The Longest Night by Andria Williams
Every once in a while I receive a delivery of “advance reader’s copy” books. These are books in the final stages of production and the publisher sends them out to bookstore buyers and reviewers to read in advance of the publication – hoping of course for enthusiasm and good reviews. Only a few stand out and are books I am tempted to read, and if I feel they are worthy, I will place an order and be ready to make a recommendation to my customers.
The Longest Night, a first novel by Andria Williams, is more than worthy of our attention. I think I can guarantee you will not want to put it down. If you read at night as I do you will find the nights are indeed long.
The book centres on a young couple, Paul and Nat, parents to two little girls. Paul is in the military, trained to work on nuclear reactors and stationed in Idaho Falls, Idaho. It is the early 1960s. Married young, in love, and quite happy in their marriage Paul and Nat take their place in the social life of the military families.

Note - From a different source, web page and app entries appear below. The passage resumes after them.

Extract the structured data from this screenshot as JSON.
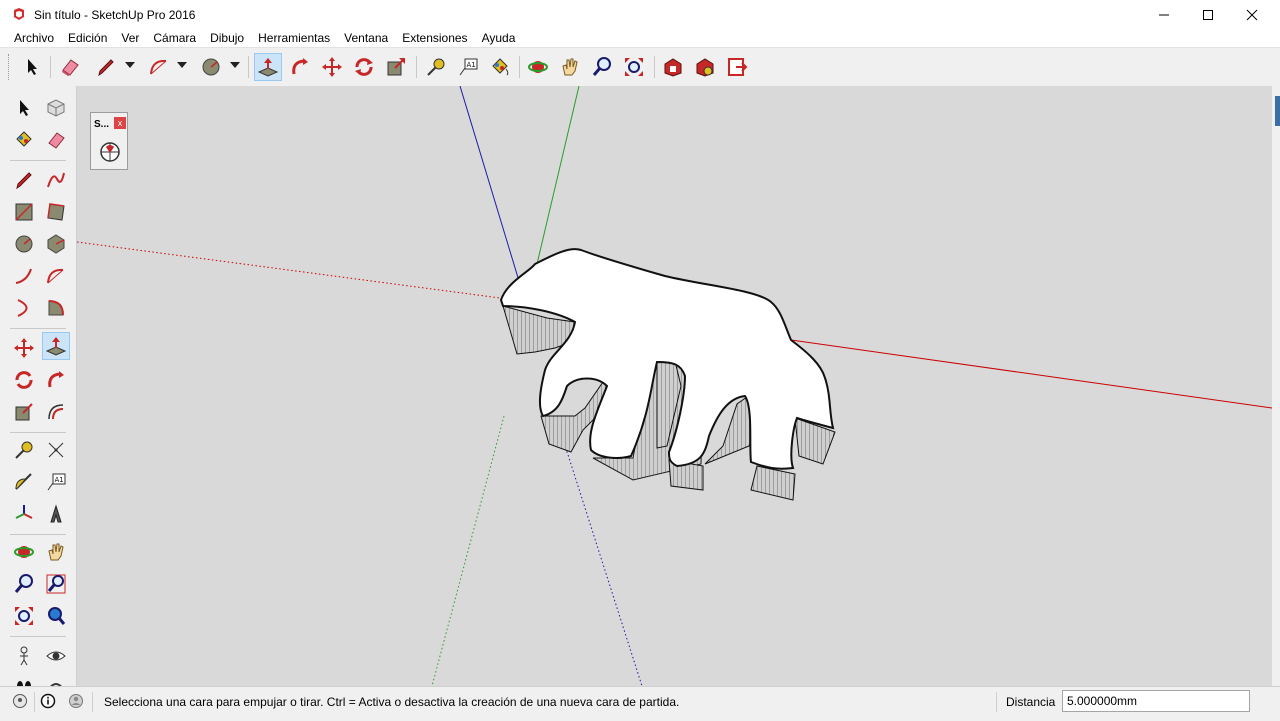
{
  "window": {
    "title": "Sin título - SketchUp Pro 2016",
    "minimize_icon": "minimize-icon",
    "maximize_icon": "maximize-icon",
    "close_icon": "close-icon"
  },
  "menu": {
    "items": [
      {
        "label": "Archivo"
      },
      {
        "label": "Edición"
      },
      {
        "label": "Ver"
      },
      {
        "label": "Cámara"
      },
      {
        "label": "Dibujo"
      },
      {
        "label": "Herramientas"
      },
      {
        "label": "Ventana"
      },
      {
        "label": "Extensiones"
      },
      {
        "label": "Ayuda"
      }
    ]
  },
  "toolbar": {
    "tools": [
      "select-icon",
      "eraser-icon",
      "pencil-icon",
      "arc-icon",
      "circle-icon",
      "push-pull-icon",
      "follow-me-icon",
      "move-icon",
      "rotate-icon",
      "scale-icon",
      "tape-measure-icon",
      "text-icon",
      "paint-bucket-icon",
      "orbit-icon",
      "pan-icon",
      "zoom-icon",
      "zoom-extents-icon",
      "warehouse-icon",
      "extension-warehouse-icon",
      "send-to-layout-icon"
    ]
  },
  "mini_window": {
    "title": "S...",
    "close": "x"
  },
  "status": {
    "message": "Selecciona una cara para empujar o tirar. Ctrl = Activa o desactiva la creación de una nueva cara de partida.",
    "measure_label": "Distancia",
    "measure_value": "5.000000mm"
  },
  "colors": {
    "viewport_bg": "#d9d9d9",
    "axis_red": "#cc0000",
    "axis_green": "#2a9d2a",
    "axis_blue": "#1a1aaa",
    "active_tool": "#cce4f7"
  }
}
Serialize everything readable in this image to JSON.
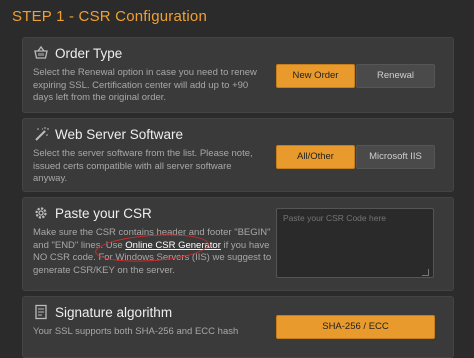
{
  "page": {
    "title": "STEP 1 - CSR Configuration"
  },
  "order_type": {
    "title": "Order Type",
    "desc": "Select the Renewal option in case you need to renew expiring SSL. Certification center will add up to +90 days left from the original order.",
    "buttons": [
      {
        "label": "New Order",
        "active": true
      },
      {
        "label": "Renewal",
        "active": false
      }
    ]
  },
  "server_software": {
    "title": "Web Server Software",
    "desc": "Select the server software from the list. Please note, issued certs compatible with all server software anyway.",
    "buttons": [
      {
        "label": "All/Other",
        "active": true
      },
      {
        "label": "Microsoft IIS",
        "active": false
      }
    ]
  },
  "paste_csr": {
    "title": "Paste your CSR",
    "desc_before": "Make sure the CSR contains header and footer \"BEGIN\" and \"END\" lines. Use ",
    "link": "Online CSR Generator",
    "desc_after": " if you have NO CSR code. For Windows Servers (IIS) we suggest to generate CSR/KEY on the server.",
    "placeholder": "Paste your CSR Code here"
  },
  "signature": {
    "title": "Signature algorithm",
    "desc": "Your SSL supports both SHA-256 and ECC hash",
    "button": "SHA-256 / ECC"
  },
  "colors": {
    "accent": "#e89a2c",
    "title": "#f0a030",
    "panel": "#3a3a3a",
    "annotation": "#d02a2a"
  }
}
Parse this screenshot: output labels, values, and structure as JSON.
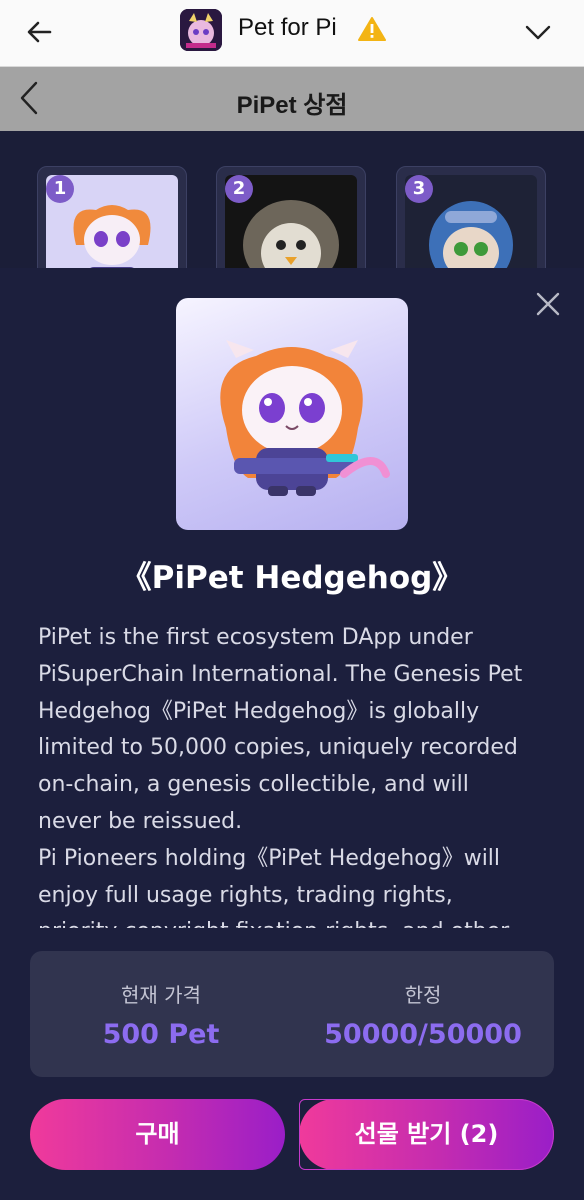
{
  "browser": {
    "title": "Pet for Pi"
  },
  "shop": {
    "title": "PiPet 상점"
  },
  "grid": {
    "cards": [
      {
        "number": "1"
      },
      {
        "number": "2"
      },
      {
        "number": "3"
      }
    ]
  },
  "modal": {
    "pet_title": "《PiPet Hedgehog》",
    "description_lines": [
      "PiPet is the first ecosystem DApp under",
      "PiSuperChain International. The Genesis Pet",
      "Hedgehog《PiPet Hedgehog》is globally",
      "limited to 50,000 copies, uniquely recorded",
      "on-chain, a genesis collectible, and will",
      "never be reissued.",
      "Pi Pioneers holding《PiPet Hedgehog》will",
      "enjoy full usage rights, trading rights,",
      "priority copyright fixation rights, and other"
    ],
    "price_label": "현재 가격",
    "price_value": "500 Pet",
    "limit_label": "한정",
    "limit_value": "50000/50000",
    "buy_label": "구매",
    "gift_label": "선물 받기 (2)"
  },
  "colors": {
    "background": "#1c1f3d",
    "accent_purple": "#8c6cf0",
    "button_gradient_start": "#f03a9b",
    "button_gradient_end": "#9a1ec8"
  },
  "icons": {
    "back": "arrow-left-icon",
    "warning": "warning-icon",
    "dropdown": "chevron-down-icon",
    "shop_back": "chevron-left-icon",
    "close": "close-icon"
  }
}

We read about the past – the years before Paul and Nat met each other, and their very different childhoods and teenage years. Meeting each other, the instant chemistry, provided an escape for each of them from the life they found themselves living at that time. The military moved them away from their family, and the past, and into the optimistic future.
Paul works on a new prototype reactor, one designed for use in the remote far north. His crew works shifts, day or night, and though they are increasingly concerned about problems with the reactor, the officer in charge refuses to listen to their requests for assistance from the manufacturer.
Paul struggles with the tension at work because of his worries about the reactor and his deteriorating relationship with a senior officer. Nat has other worries, as much as she loves her daughters, she is beyond bored with her life as a stay at home Mom, the frivolous social lives of the other officers wives, and the lack of privacy in this little world on the base.
The Longest Night is a novel about the tensions that very different backgrounds can cause in a marriage, in spite of love and attraction. It is an accurate portrayal of the lives of military families, the wives regulated as much as their husbands in a hierarchy based on rank. It is also a portrait of the optimistic post war period, the baby boom years when everything seemed so promising.
It was only after I finished The Longest Night that I discovered the event in which these characters are placed was in fact real. The nuclear meltdown in 1961 in Idaho Falls, though much less well known than Three Mile Island and Chernobyl, provides just the right amount of suspense and tension for the author to propel her characters through a time and place culminating in a nuclear meltdown and it’s consequences. The Longest Night is a riveting novel - one I don’t hesitate to recommend.